- Computer forensic analyst
- IT security specialist
- Security manager
- Security engineer
- Security consultant
- Director of security
- Security administrator
- Information security analyst
- Security specialist
- Chief information officer
- Network security engineer
- Machine learning engineer.
How can I get a job as a cybersecurity analyst?
While undergraduate and Masters degrees are a common – and quicker – route into the profession, you don’t necessarily need to work in cybersecurity. Securing an entry-level IT role, and then working your way up and into cybersecurity – by way of experience and gaining industry certifications – presents a good alternative. Apprenticeships in cybersecurity are also an option. However, if you do have a degree in an unrelated subject and wish to secure a graduate-level role in the cyber field, a computer science Master programme that covers cybersecurity is ideal.
There are a number of specific technical skills you’ll need to work as a cybersecurity analyst or in cyber-related fields. These include:
- application security development
- network security
- cloud security
- risk and compliance auditing
- penetration testing
- threat intelligence analysis
- identity and access management
- mobile and remote computing
Over time, your degree subject will be less important to potential employers as you gain relevant skills and experience that demonstrate your cybersecurity capabilities.Other ways of developing the skills and competencies required is to participate in a cybersecurity bootcamp, or undertake an internship to gain practical work experience.
Do I need cybersecurity certifications?
Whether you’re an entry-level analyst, want to upskill in a specific area to enhance your existing practice or land a certain specialised role, a cybersecurity qualification could be the answer.
Whatever aspect of the cybersecurity field you’re interested in, the following cybersecurity certifications could help:
- Certified Ethical Hacker Certification, where ethical hacking skills and expertise are used lawfully and legitimately to enhance and assess company cybersecurity
- CISSP Certification (Certified Information Systems Security Professional), which validates skills related to the design, building and maintenance of secure business environments using globally approved information security standards
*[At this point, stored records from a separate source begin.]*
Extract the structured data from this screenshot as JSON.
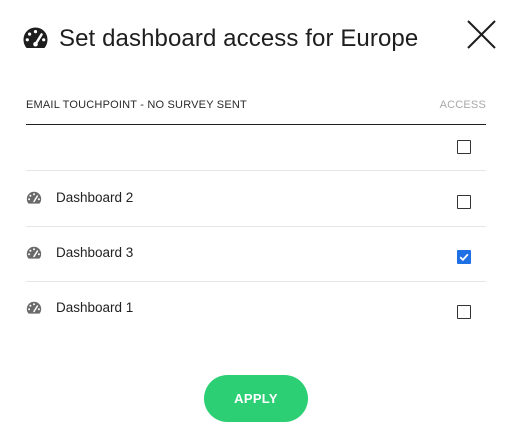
{
  "modal": {
    "title": "Set dashboard access for Europe",
    "header_icon": "dashboard-gauge-icon",
    "close_icon": "close-icon"
  },
  "table": {
    "name_header": "EMAIL TOUCHPOINT - NO SURVEY SENT",
    "access_header": "ACCESS",
    "rows": [
      {
        "label": "",
        "icon": "",
        "checked": false
      },
      {
        "label": "Dashboard 2",
        "icon": "dashboard-gauge-icon",
        "checked": false
      },
      {
        "label": "Dashboard 3",
        "icon": "dashboard-gauge-icon",
        "checked": true
      },
      {
        "label": "Dashboard 1",
        "icon": "dashboard-gauge-icon",
        "checked": false
      }
    ]
  },
  "apply_label": "APPLY",
  "colors": {
    "apply_button": "#2ccf74",
    "checkbox_checked": "#1f6fe5",
    "text": "#1f1f1f"
  }
}
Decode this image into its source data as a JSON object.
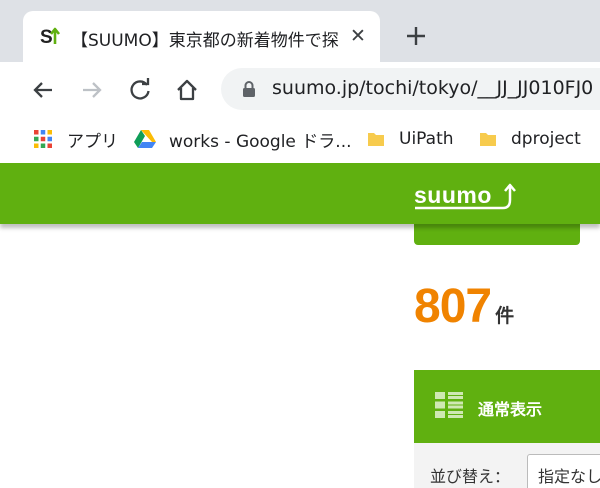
{
  "browser": {
    "tab": {
      "title": "【SUUMO】東京都の新着物件で探",
      "close_glyph": "✕"
    },
    "address": {
      "url": "suumo.jp/tochi/tokyo/__JJ_JJ010FJ0"
    },
    "bookmarks": [
      {
        "label": "アプリ",
        "icon": "apps-grid-icon"
      },
      {
        "label": "works - Google ドラ...",
        "icon": "google-drive-icon"
      },
      {
        "label": "UiPath",
        "icon": "folder-icon"
      },
      {
        "label": "dproject",
        "icon": "folder-icon"
      }
    ]
  },
  "page": {
    "brand": "suumo",
    "result": {
      "count": "807",
      "unit": "件"
    },
    "view": {
      "label": "通常表示"
    },
    "sort": {
      "label": "並び替え：",
      "value": "指定なし"
    }
  },
  "colors": {
    "brand_green": "#60b010",
    "count_orange": "#f08300",
    "tabstrip_bg": "#dee1e6",
    "omnibox_bg": "#f1f3f4"
  }
}
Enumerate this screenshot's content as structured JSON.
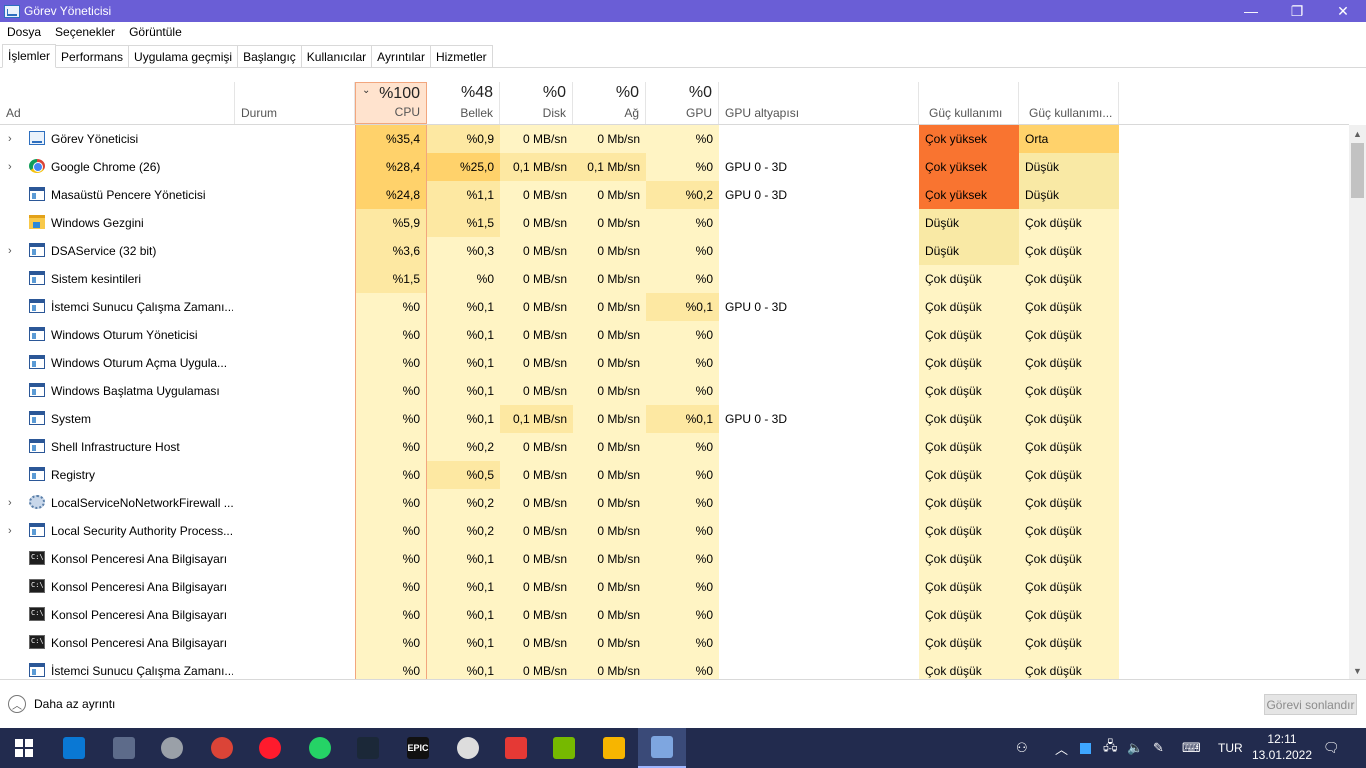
{
  "window": {
    "title": "Görev Yöneticisi",
    "controls": [
      "—",
      "❐",
      "✕"
    ]
  },
  "menu": [
    "Dosya",
    "Seçenekler",
    "Görüntüle"
  ],
  "tabs": [
    "İşlemler",
    "Performans",
    "Uygulama geçmişi",
    "Başlangıç",
    "Kullanıcılar",
    "Ayrıntılar",
    "Hizmetler"
  ],
  "active_tab": "İşlemler",
  "columns": {
    "name": "Ad",
    "status": "Durum",
    "cpu": {
      "pct": "%100",
      "label": "CPU"
    },
    "mem": {
      "pct": "%48",
      "label": "Bellek"
    },
    "disk": {
      "pct": "%0",
      "label": "Disk"
    },
    "net": {
      "pct": "%0",
      "label": "Ağ"
    },
    "gpu": {
      "pct": "%0",
      "label": "GPU"
    },
    "gpu_engine": "GPU altyapısı",
    "power": "Güç kullanımı",
    "power_trend": "Güç kullanımı..."
  },
  "sort_indicator": "⌄",
  "colors": {
    "titlebar": "#6a5ed6",
    "cpu_sorted_header": "#ffe3ce",
    "heat_low": "#fff4c4",
    "heat_mid": "#fde8a2",
    "heat_high": "#ffd26b",
    "power_very_high": "#f97430",
    "power_moderate": "#ffd26b",
    "power_low": "#f9e9a5"
  },
  "processes": [
    {
      "name": "Görev Yöneticisi",
      "icon": "task-manager-icon",
      "expandable": true,
      "status": "",
      "cpu": "%35,4",
      "mem": "%0,9",
      "disk": "0 MB/sn",
      "net": "0 Mb/sn",
      "gpu": "%0",
      "gpu_engine": "",
      "power": "Çok yüksek",
      "power_trend": "Orta"
    },
    {
      "name": "Google Chrome (26)",
      "icon": "chrome-icon",
      "expandable": true,
      "status": "",
      "cpu": "%28,4",
      "mem": "%25,0",
      "disk": "0,1 MB/sn",
      "net": "0,1 Mb/sn",
      "gpu": "%0",
      "gpu_engine": "GPU 0 - 3D",
      "power": "Çok yüksek",
      "power_trend": "Düşük"
    },
    {
      "name": "Masaüstü Pencere Yöneticisi",
      "icon": "window-app-icon",
      "expandable": false,
      "status": "",
      "cpu": "%24,8",
      "mem": "%1,1",
      "disk": "0 MB/sn",
      "net": "0 Mb/sn",
      "gpu": "%0,2",
      "gpu_engine": "GPU 0 - 3D",
      "power": "Çok yüksek",
      "power_trend": "Düşük"
    },
    {
      "name": "Windows Gezgini",
      "icon": "folder-icon",
      "expandable": false,
      "status": "",
      "cpu": "%5,9",
      "mem": "%1,5",
      "disk": "0 MB/sn",
      "net": "0 Mb/sn",
      "gpu": "%0",
      "gpu_engine": "",
      "power": "Düşük",
      "power_trend": "Çok düşük"
    },
    {
      "name": "DSAService (32 bit)",
      "icon": "window-app-icon",
      "expandable": true,
      "status": "",
      "cpu": "%3,6",
      "mem": "%0,3",
      "disk": "0 MB/sn",
      "net": "0 Mb/sn",
      "gpu": "%0",
      "gpu_engine": "",
      "power": "Düşük",
      "power_trend": "Çok düşük"
    },
    {
      "name": "Sistem kesintileri",
      "icon": "window-app-icon",
      "expandable": false,
      "status": "",
      "cpu": "%1,5",
      "mem": "%0",
      "disk": "0 MB/sn",
      "net": "0 Mb/sn",
      "gpu": "%0",
      "gpu_engine": "",
      "power": "Çok düşük",
      "power_trend": "Çok düşük"
    },
    {
      "name": "İstemci Sunucu Çalışma Zamanı...",
      "icon": "window-app-icon",
      "expandable": false,
      "status": "",
      "cpu": "%0",
      "mem": "%0,1",
      "disk": "0 MB/sn",
      "net": "0 Mb/sn",
      "gpu": "%0,1",
      "gpu_engine": "GPU 0 - 3D",
      "power": "Çok düşük",
      "power_trend": "Çok düşük"
    },
    {
      "name": "Windows Oturum Yöneticisi",
      "icon": "window-app-icon",
      "expandable": false,
      "status": "",
      "cpu": "%0",
      "mem": "%0,1",
      "disk": "0 MB/sn",
      "net": "0 Mb/sn",
      "gpu": "%0",
      "gpu_engine": "",
      "power": "Çok düşük",
      "power_trend": "Çok düşük"
    },
    {
      "name": "Windows Oturum Açma Uygula...",
      "icon": "window-app-icon",
      "expandable": false,
      "status": "",
      "cpu": "%0",
      "mem": "%0,1",
      "disk": "0 MB/sn",
      "net": "0 Mb/sn",
      "gpu": "%0",
      "gpu_engine": "",
      "power": "Çok düşük",
      "power_trend": "Çok düşük"
    },
    {
      "name": "Windows Başlatma Uygulaması",
      "icon": "window-app-icon",
      "expandable": false,
      "status": "",
      "cpu": "%0",
      "mem": "%0,1",
      "disk": "0 MB/sn",
      "net": "0 Mb/sn",
      "gpu": "%0",
      "gpu_engine": "",
      "power": "Çok düşük",
      "power_trend": "Çok düşük"
    },
    {
      "name": "System",
      "icon": "window-app-icon",
      "expandable": false,
      "status": "",
      "cpu": "%0",
      "mem": "%0,1",
      "disk": "0,1 MB/sn",
      "net": "0 Mb/sn",
      "gpu": "%0,1",
      "gpu_engine": "GPU 0 - 3D",
      "power": "Çok düşük",
      "power_trend": "Çok düşük"
    },
    {
      "name": "Shell Infrastructure Host",
      "icon": "window-app-icon",
      "expandable": false,
      "status": "",
      "cpu": "%0",
      "mem": "%0,2",
      "disk": "0 MB/sn",
      "net": "0 Mb/sn",
      "gpu": "%0",
      "gpu_engine": "",
      "power": "Çok düşük",
      "power_trend": "Çok düşük"
    },
    {
      "name": "Registry",
      "icon": "window-app-icon",
      "expandable": false,
      "status": "",
      "cpu": "%0",
      "mem": "%0,5",
      "disk": "0 MB/sn",
      "net": "0 Mb/sn",
      "gpu": "%0",
      "gpu_engine": "",
      "power": "Çok düşük",
      "power_trend": "Çok düşük"
    },
    {
      "name": "LocalServiceNoNetworkFirewall ...",
      "icon": "service-gear-icon",
      "expandable": true,
      "status": "",
      "cpu": "%0",
      "mem": "%0,2",
      "disk": "0 MB/sn",
      "net": "0 Mb/sn",
      "gpu": "%0",
      "gpu_engine": "",
      "power": "Çok düşük",
      "power_trend": "Çok düşük"
    },
    {
      "name": "Local Security Authority Process...",
      "icon": "window-app-icon",
      "expandable": true,
      "status": "",
      "cpu": "%0",
      "mem": "%0,2",
      "disk": "0 MB/sn",
      "net": "0 Mb/sn",
      "gpu": "%0",
      "gpu_engine": "",
      "power": "Çok düşük",
      "power_trend": "Çok düşük"
    },
    {
      "name": "Konsol Penceresi Ana Bilgisayarı",
      "icon": "console-icon",
      "expandable": false,
      "status": "",
      "cpu": "%0",
      "mem": "%0,1",
      "disk": "0 MB/sn",
      "net": "0 Mb/sn",
      "gpu": "%0",
      "gpu_engine": "",
      "power": "Çok düşük",
      "power_trend": "Çok düşük"
    },
    {
      "name": "Konsol Penceresi Ana Bilgisayarı",
      "icon": "console-icon",
      "expandable": false,
      "status": "",
      "cpu": "%0",
      "mem": "%0,1",
      "disk": "0 MB/sn",
      "net": "0 Mb/sn",
      "gpu": "%0",
      "gpu_engine": "",
      "power": "Çok düşük",
      "power_trend": "Çok düşük"
    },
    {
      "name": "Konsol Penceresi Ana Bilgisayarı",
      "icon": "console-icon",
      "expandable": false,
      "status": "",
      "cpu": "%0",
      "mem": "%0,1",
      "disk": "0 MB/sn",
      "net": "0 Mb/sn",
      "gpu": "%0",
      "gpu_engine": "",
      "power": "Çok düşük",
      "power_trend": "Çok düşük"
    },
    {
      "name": "Konsol Penceresi Ana Bilgisayarı",
      "icon": "console-icon",
      "expandable": false,
      "status": "",
      "cpu": "%0",
      "mem": "%0,1",
      "disk": "0 MB/sn",
      "net": "0 Mb/sn",
      "gpu": "%0",
      "gpu_engine": "",
      "power": "Çok düşük",
      "power_trend": "Çok düşük"
    },
    {
      "name": "İstemci Sunucu Çalışma Zamanı...",
      "icon": "window-app-icon",
      "expandable": false,
      "status": "",
      "cpu": "%0",
      "mem": "%0,1",
      "disk": "0 MB/sn",
      "net": "0 Mb/sn",
      "gpu": "%0",
      "gpu_engine": "",
      "power": "Çok düşük",
      "power_trend": "Çok düşük"
    }
  ],
  "footer": {
    "fewer_details": "Daha az ayrıntı",
    "end_task": "Görevi sonlandır"
  },
  "taskbar": {
    "apps": [
      {
        "name": "windows-start-icon",
        "glyph": "",
        "color": "#ffffff"
      },
      {
        "name": "microsoft-store-icon",
        "glyph": "",
        "color": "#0a78d4"
      },
      {
        "name": "calculator-icon",
        "glyph": "",
        "color": "#5d6b8a"
      },
      {
        "name": "pro-app-icon",
        "glyph": "",
        "color": "#9aa0a8"
      },
      {
        "name": "chrome-icon",
        "glyph": "",
        "color": "#db4437"
      },
      {
        "name": "opera-icon",
        "glyph": "",
        "color": "#ff1b2d"
      },
      {
        "name": "whatsapp-icon",
        "glyph": "",
        "color": "#25d366"
      },
      {
        "name": "steam-icon",
        "glyph": "",
        "color": "#1b2838"
      },
      {
        "name": "epic-games-icon",
        "glyph": "EPIC",
        "color": "#111111"
      },
      {
        "name": "spiral-app-icon",
        "glyph": "",
        "color": "#dddddd"
      },
      {
        "name": "red-app-icon",
        "glyph": "",
        "color": "#e53935"
      },
      {
        "name": "nvidia-icon",
        "glyph": "",
        "color": "#76b900"
      },
      {
        "name": "bluestacks-icon",
        "glyph": "",
        "color": "#f7b500"
      },
      {
        "name": "task-manager-taskbar-icon",
        "glyph": "",
        "color": "#7ea6e0"
      }
    ],
    "tray": {
      "language": "TUR",
      "time": "12:11",
      "date": "13.01.2022"
    }
  }
}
- CISA Certification (Certified Information Systems Auditor), is a globally recognised certification validating skills in the audit, control and security of information systems.
CompTIA Security have compiled a detailed list of other highly regarded, widely accepted cybersecurity certifications. There are online options, full-time and part-time learning models, practitioner-led and self-guided options available, depending on your needs and current commitments.
What is the average salary of a cybersecurity analyst?
With demand for specialists soaring in recent years, cybersecurity can be a lucrative career path with great job security.
The cybersecurity analyst salary varies depending on type of industry, specific job requirements, job location, and individual skills and experience. According to Prospects, starting salaries average between £25,000-£35,000, experienced and senior analysts earn upwards of £35,000 and in excess of £60,000, and managerial and leadership roles can command upwards of £70,000 on average.
Gain the specialist skills to design, implement and monitor IT security measures
If you’re thinking about a fast-paced and rewarding cybersecurity career, develop the expertise and skills to succeed with the University of York’s online MSc Computer Science with Cybersecurity programme.
Our flexible, 100%-online course has been designed for individuals without computer science or information technology backgrounds. You’ll gain an in-depth and solid understanding of computing fundamentals, including computer systems and network infrastructure, protocols, programming techniques and languages – including Python – and data analytics. Alongside this, specialist modules in security engineering will cover cryptography, access management, password protection, safeguarding against cyber threats, memory and resource management, incident response planning, and more.